“Schadenfreude”: “hurt,” “damage,” “detriment” plus “joy.” Is there any more perfect German word? Taking malicious glee in the misfortunes of others. It is not an attractive emotion, though it is (to allude to a German philosopher who knows all about these things) a human, all-too-human one. I’m not sure what aspect of the mess is producing the most glee. The display of technical incompetence on the part of those who spent some $650 million of taxpayer (i.e., your and my) money creating a web site that doesn’t work. That was pretty nice. The fact that construction of the site was given to a former classmate of Michelle Obama in a no-bid contract is a nice touch.
And who hasn’t enjoyed the spectacle of the site crashing whenever Kathleen Sebelius holds a media event to demonstrate how easy healthcare.gov is to navigate. Nice! Then there is the sideshow of Democratic lawmakers having apoplexy as they begin to realize the extent of this debacle — the millions (yes, millions) of folks who have found a letter notifying them that their insurance has been cancelled because of Obamacare, the thousands of doctors who have been dropped from various insurance plans. Ouch and double ouch. Then there is the central drama revolving around President Obama. “If you like your insurance plan, you can keep your insurance plan. Period.” He said that, or variations of that, over and over again. This video complication capture 36 separate occasions when the president publicly made that promise—a promise, we now know, he knew he could never keep, had not intention of keeping, didn’t want to keep anyway, since the two-fold goal of Obamacare is to destroy private insurance and bring all us plebs under the wing of an all-encompassing “single-payer,” i.e., the federal government.
The revelation of Obama’s lies, his obvious confusion and the hunted-look he has exhibited at press conferences while his approval rating is in a death spiral (it dropped to 37%, the lowest of his presidency, in a CBS poll released this morning). All of this is, for the opponents of ObamaCare, ample ground for malicious glee, and I at least can deeply empathize with the blogger who wrote that “if schadenfreude had calories, I’d weigh 300 pounds.”
There is, of course, a dark side to this story, which Jonah Goldberg neatly captures at NRO with a column called “Obamacare Schadenfreudarama.” He begins by paraphrasing Oscar Wilde: “You’d have to have a heart of stone not to laugh at the unraveling of Obamacare.” Except, as Jonah goes on to note, “tt is no laughing matter that millions of Americans’ lives have been thrown into anxious chaos as they lose their health insurance, their doctors, their money, or all three. Nor is it particularly amusing to think of the incredible waste of time and tax dollars that has gone into Obamacare’s construction.”
Jonah is right that the unrolling, and subsequent unravelling, of Obamacare has provided hours of entertainment for the politically mature. “If you can’t take some joy,” he writes, “some modicum of relief and mirth, in the unprecedentedly spectacular beclowning of the president, his administration, its enablers, and, to no small degree, liberalism itself, then you need to ask yourself why you’re following politics in the first place.” Too true, too true.

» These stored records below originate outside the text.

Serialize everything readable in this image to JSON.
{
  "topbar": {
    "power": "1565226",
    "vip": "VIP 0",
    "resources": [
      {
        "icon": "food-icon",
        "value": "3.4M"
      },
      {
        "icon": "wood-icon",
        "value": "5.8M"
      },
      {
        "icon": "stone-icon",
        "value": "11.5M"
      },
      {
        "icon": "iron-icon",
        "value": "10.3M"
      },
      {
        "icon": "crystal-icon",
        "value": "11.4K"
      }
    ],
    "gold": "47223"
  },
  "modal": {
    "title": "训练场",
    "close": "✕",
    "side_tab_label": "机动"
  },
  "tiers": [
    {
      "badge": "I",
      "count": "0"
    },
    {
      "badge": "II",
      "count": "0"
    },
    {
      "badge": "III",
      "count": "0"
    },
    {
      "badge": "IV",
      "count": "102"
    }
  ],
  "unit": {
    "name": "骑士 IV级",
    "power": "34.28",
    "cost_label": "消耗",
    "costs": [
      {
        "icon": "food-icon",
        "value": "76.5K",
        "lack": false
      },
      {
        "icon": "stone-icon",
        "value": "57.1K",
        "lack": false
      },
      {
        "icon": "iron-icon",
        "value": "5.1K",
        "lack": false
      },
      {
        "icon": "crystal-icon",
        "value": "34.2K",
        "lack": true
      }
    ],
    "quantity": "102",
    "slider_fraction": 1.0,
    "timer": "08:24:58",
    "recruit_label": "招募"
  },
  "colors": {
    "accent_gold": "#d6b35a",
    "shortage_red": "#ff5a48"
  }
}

Consider:
The hubris of our ocean-commanding commander-in-chief surely isn’t news to readers of this website. He’s said that he’s smarter and better than everyone who works for him. His wife informed us that he has “brought us out of the dark and into the light” and that he would fix our broken souls. The man defined sin itself as “being out of alignment with my values.” We may be the ones we’ve been waiting for, but at the same time, everyone has been waiting for him. Or as he put it in 2007, “Every place is Barack Obama country once Barack Obama’s been there.”

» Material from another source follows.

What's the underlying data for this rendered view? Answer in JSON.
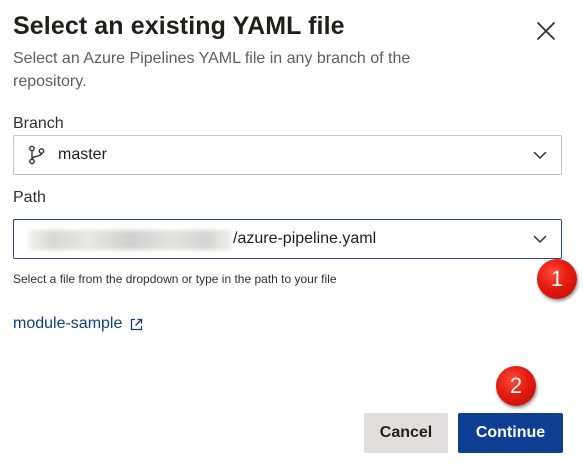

A little Schadenfreude is certainly in order. The news today that Obama was briefed last spring about possible widespread failures when the web site went live may seem to deepen the glee even as it deepens the malice. After all, the president has all along acted surprised by the technical failures bedeviling the roll-out of healthcare.gov. But now it turns out that the surprise, like so much else about the president, was feigned.It was part of his campaign of mendacity, i.e., lies.